This thesis is a creative work of fiction, which explores the intergenerational relationship between two protagonists, Mereana and Kahukura, who whakapapa Māori and Pākehā. Their tandem narrative speaks to the effects and consequences of trauma, coupled with being matakite. It gives voice to this without pathologising, by normalising the protagonists’ kōrero. This is shown in both real and reflective time, and illustrates the interwoven journey of survival and healing. Wairuatanga both underpins and connects the two women.
The accompanying exegesis examines the links between Contemporary Māori Fiction, and Trauma Narratives (within Aotearoa Fiction). In my review of selected key texts, I focused on the themes of whānau, whakapapa, gender, wairuatanga and trauma. Through comparing these texts the themes were explored further, while making parallels to my own creative process.

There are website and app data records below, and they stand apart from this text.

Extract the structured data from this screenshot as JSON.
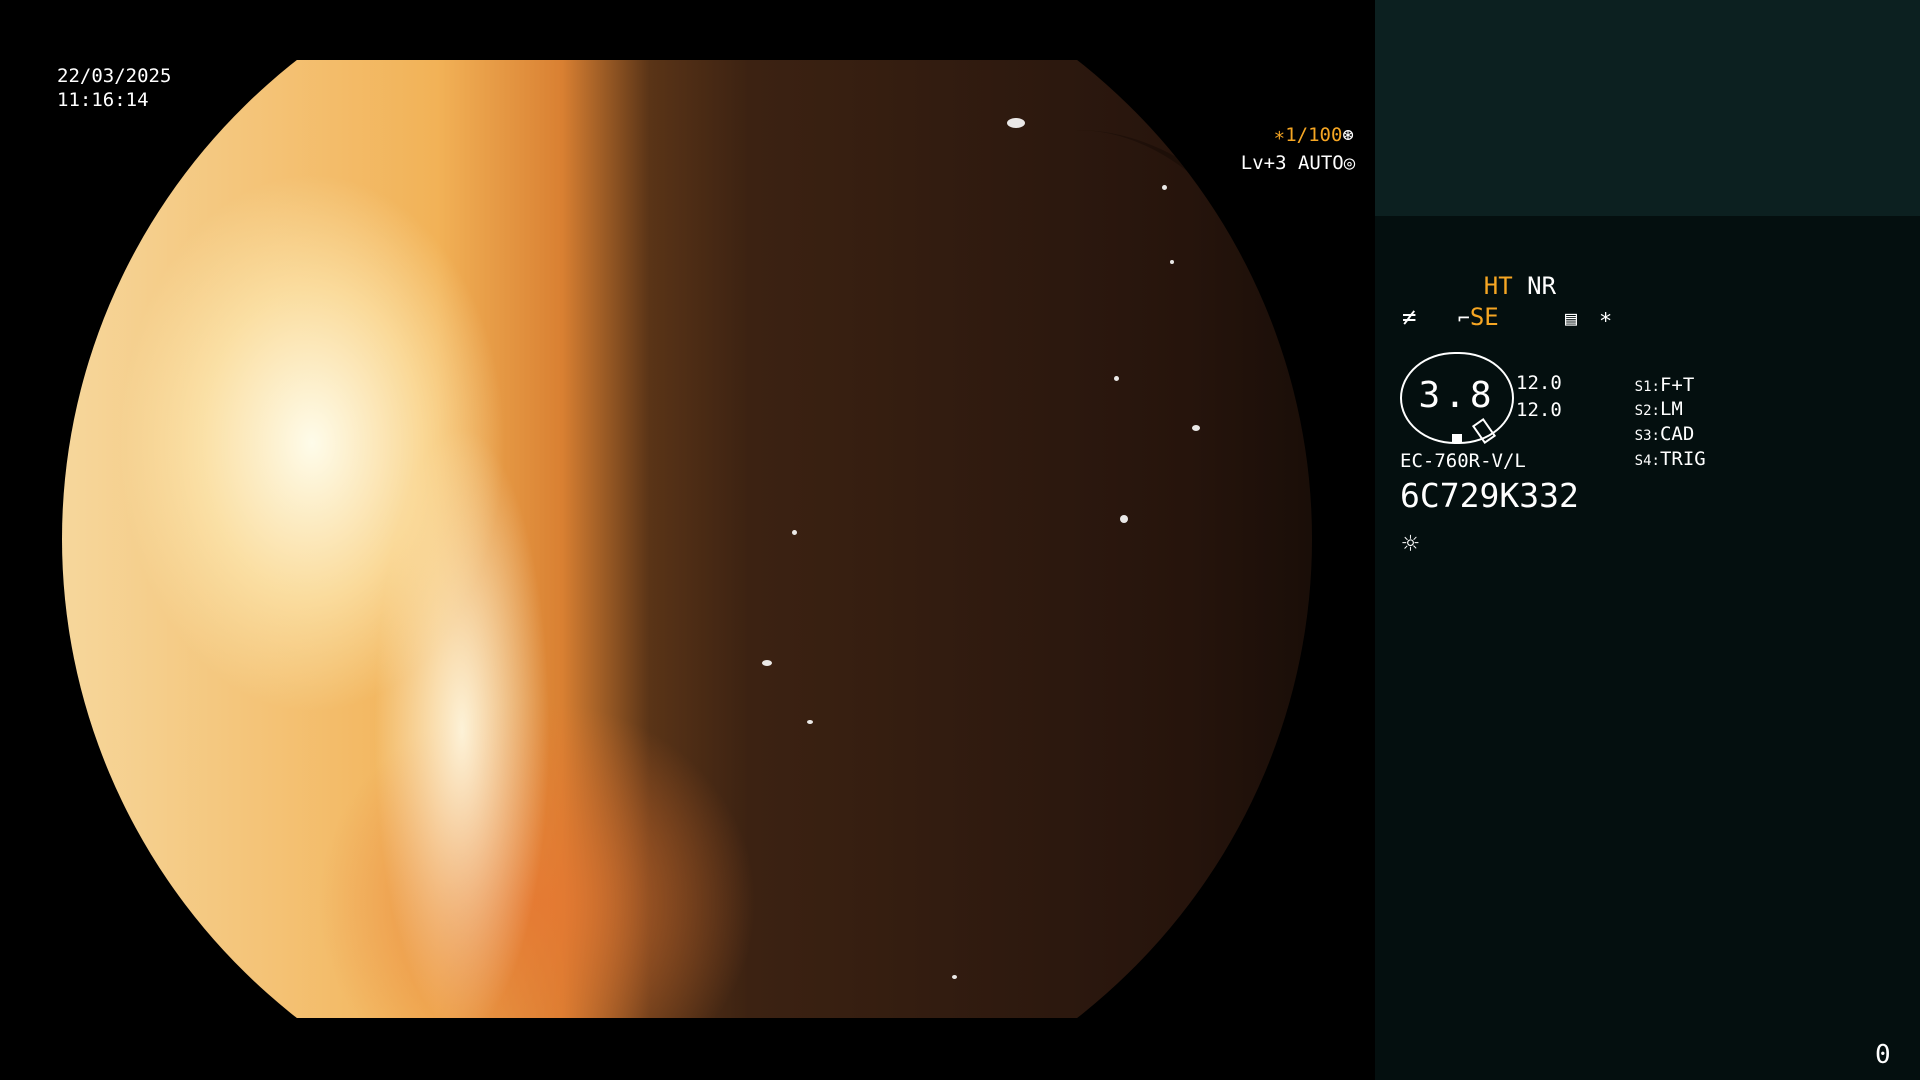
{
  "timestamp": {
    "date": "22/03/2025",
    "time": "11:16:14"
  },
  "shutter": {
    "value": "∗1/100",
    "icon": "iris-icon"
  },
  "level": {
    "value": "Lv+3 AUTO",
    "icon": "auto-iris-icon"
  },
  "panel": {
    "ht_label": "HT",
    "nr_label": "NR",
    "se_prefix_icon": "scope-icon",
    "se_label": "SE",
    "freeze_icon": "slash-f-icon",
    "memo_icon": "memo-icon",
    "asterisk": "∗",
    "gauge_value": "3.8",
    "gauge_upper": "12.0",
    "gauge_lower": "12.0",
    "switches": [
      {
        "key": "S1:",
        "value": "F+T"
      },
      {
        "key": "S2:",
        "value": "LM"
      },
      {
        "key": "S3:",
        "value": "CAD"
      },
      {
        "key": "S4:",
        "value": "TRIG"
      }
    ],
    "model": "EC-760R-V/L",
    "serial": "6C729K332",
    "light_icon": "light-source-icon",
    "counter": "0"
  },
  "colors": {
    "accent_orange": "#f6a623",
    "panel_bg": "#040f0f",
    "panel_header_bg": "#0c2020"
  }
}
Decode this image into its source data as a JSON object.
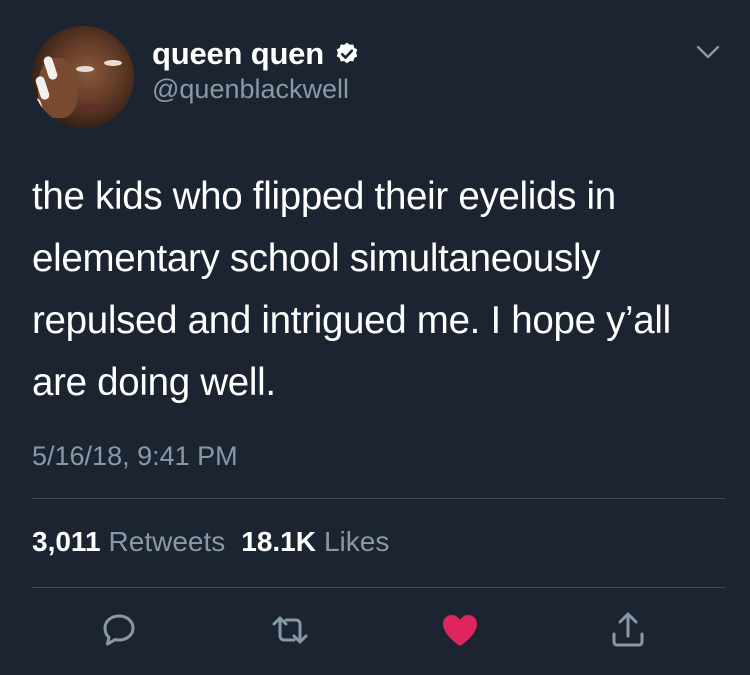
{
  "user": {
    "display_name": "queen quen",
    "handle": "@quenblackwell",
    "verified": true,
    "avatar": "profile-photo"
  },
  "tweet": {
    "text": "the kids who flipped their eyelids in elementary school simultaneously repulsed and intrigued me. I hope y’all are doing well.",
    "timestamp": "5/16/18, 9:41 PM"
  },
  "stats": {
    "retweets_count": "3,011",
    "retweets_label": "Retweets",
    "likes_count": "18.1K",
    "likes_label": "Likes"
  },
  "actions": [
    {
      "name": "reply",
      "icon": "speech-bubble-icon"
    },
    {
      "name": "retweet",
      "icon": "retweet-arrows-icon"
    },
    {
      "name": "like",
      "icon": "heart-icon",
      "active": true
    },
    {
      "name": "share",
      "icon": "share-upload-icon"
    }
  ],
  "colors": {
    "background": "#1c2431",
    "secondary_text": "#8899a6",
    "divider": "#3d4a5a",
    "like_active": "#e0245e",
    "verified_badge": "#ffffff"
  }
}
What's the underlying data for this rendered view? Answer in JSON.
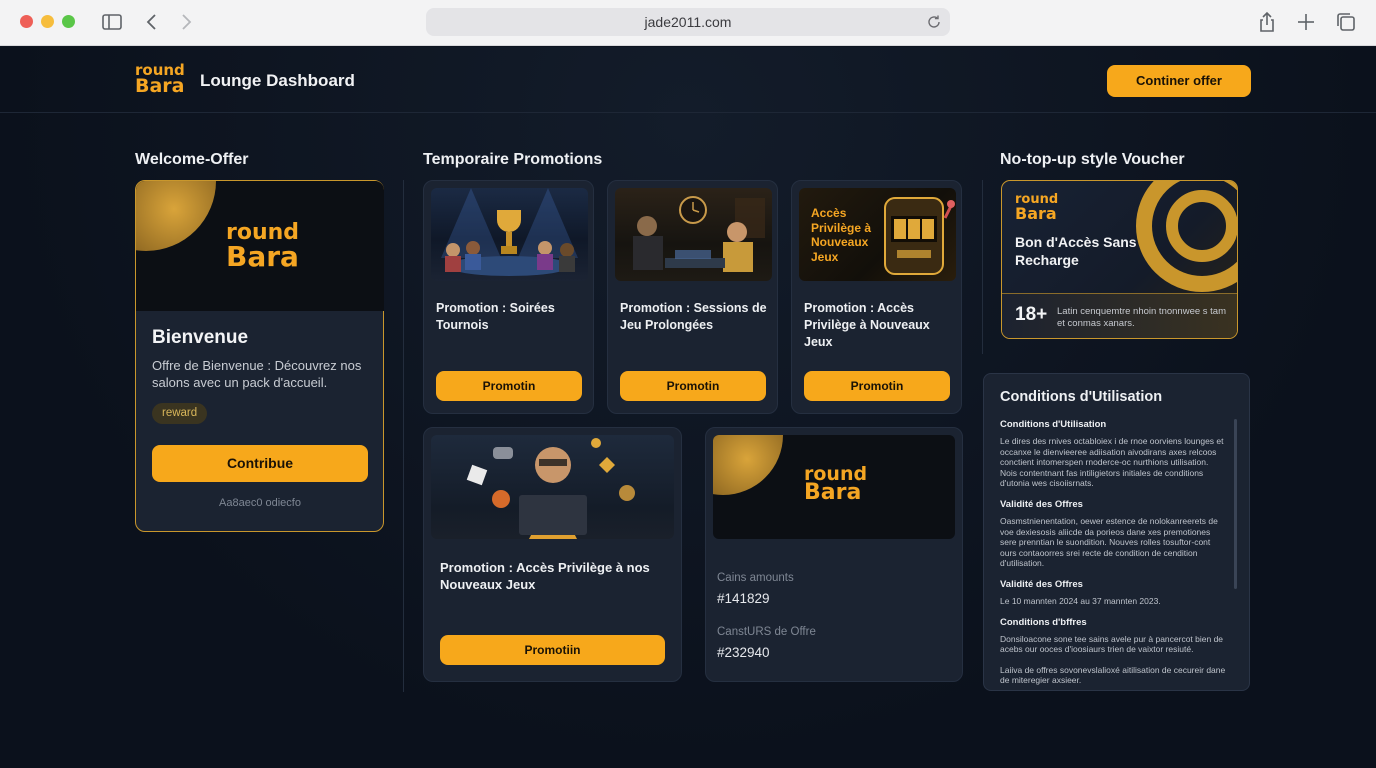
{
  "browser": {
    "url": "jade2011.com"
  },
  "header": {
    "logo_line1": "round",
    "logo_line2": "Bara",
    "title": "Lounge Dashboard",
    "cta_label": "Continer offer"
  },
  "sections": {
    "welcome": "Welcome-Offer",
    "promotions": "Temporaire Promotions",
    "voucher": "No-top-up style Voucher"
  },
  "welcome_card": {
    "logo_line1": "round",
    "logo_line2": "Bara",
    "title": "Bienvenue",
    "description": "Offre de Bienvenue : Découvrez nos salons avec un pack d'accueil.",
    "badge": "reward",
    "cta_label": "Contribue",
    "footer": "Aa8aec0 odiecfo"
  },
  "promotions": [
    {
      "title": "Promotion : Soirées Tournois",
      "button": "Promotin",
      "image": "tournament-illustration"
    },
    {
      "title": "Promotion : Sessions de Jeu Prolongées",
      "button": "Promotin",
      "image": "gaming-session-illustration"
    },
    {
      "title": "Promotion : Accès Privilège à Nouveaux Jeux",
      "button": "Promotin",
      "image": "slot-machine-illustration",
      "image_caption": "Accès Privilège à Nouveaux Jeux"
    },
    {
      "title": "Promotion : Accès Privilège à nos Nouveaux Jeux",
      "button": "Promotiin",
      "image": "gamer-illustration"
    }
  ],
  "stats_card": {
    "logo_line1": "round",
    "logo_line2": "Bara",
    "label1": "Cains amounts",
    "value1": "#141829",
    "label2": "CanstURS de Offre",
    "value2": "#232940"
  },
  "voucher": {
    "logo_line1": "round",
    "logo_line2": "Bara",
    "title": "Bon d'Accès Sans Recharge",
    "age": "18+",
    "fine_print": "Latin cenquemtre nhoin tnonnwee s tam et conmas xanars."
  },
  "conditions": {
    "title": "Conditions d'Utilisation",
    "blocks": [
      {
        "heading": "Conditions d'Utilisation",
        "text": "Le dires des rnives octabloiex i de rnoe oorviens lounges et occanxe le dienvieeree adiisation aivodirans axes relcoos conctient intomerspen rnoderce-oc nurthions utilisation. Nois contentnant fas intiligietors initiales de conditions d'utonia wes cisoiisrnats."
      },
      {
        "heading": "Validité des Offres",
        "text": "Oasmstnienentation, oewer estence de nolokanreerets de voe dexiesosis aliicde da porieos dane xes premotiones sere prenntian le suondition. Nouves rolles tosuftor-cont ours contaoorres srei recte de condition de cendition d'utilisation."
      },
      {
        "heading": "Validité des Offres",
        "text": "Le 10 mannten 2024 au 37 mannten 2023."
      },
      {
        "heading": "Conditions d'bffres",
        "text": "Donsiloacone sone tee sains avele pur à pancercot bien de acebs our ooces d'ioosiaurs trien de vaixtor resiuté."
      },
      {
        "heading": "",
        "text": "Laiiva de offres sovonevslalioxé aitilisation de cecureir dane de miteregier axsieer."
      }
    ]
  },
  "colors": {
    "accent": "#f7a81b",
    "background": "#0d1420",
    "card": "#1b2331",
    "gold_border": "#c9972c"
  }
}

The aims of this research were to give voice to survivors of trauma who whakapapa Māori and Pākehā, to de-stigmatise abuse and trauma and acknowledge the detrimental effects on wellbeing, and finally to demystify wairua experiences as normative and integral to wellbeing.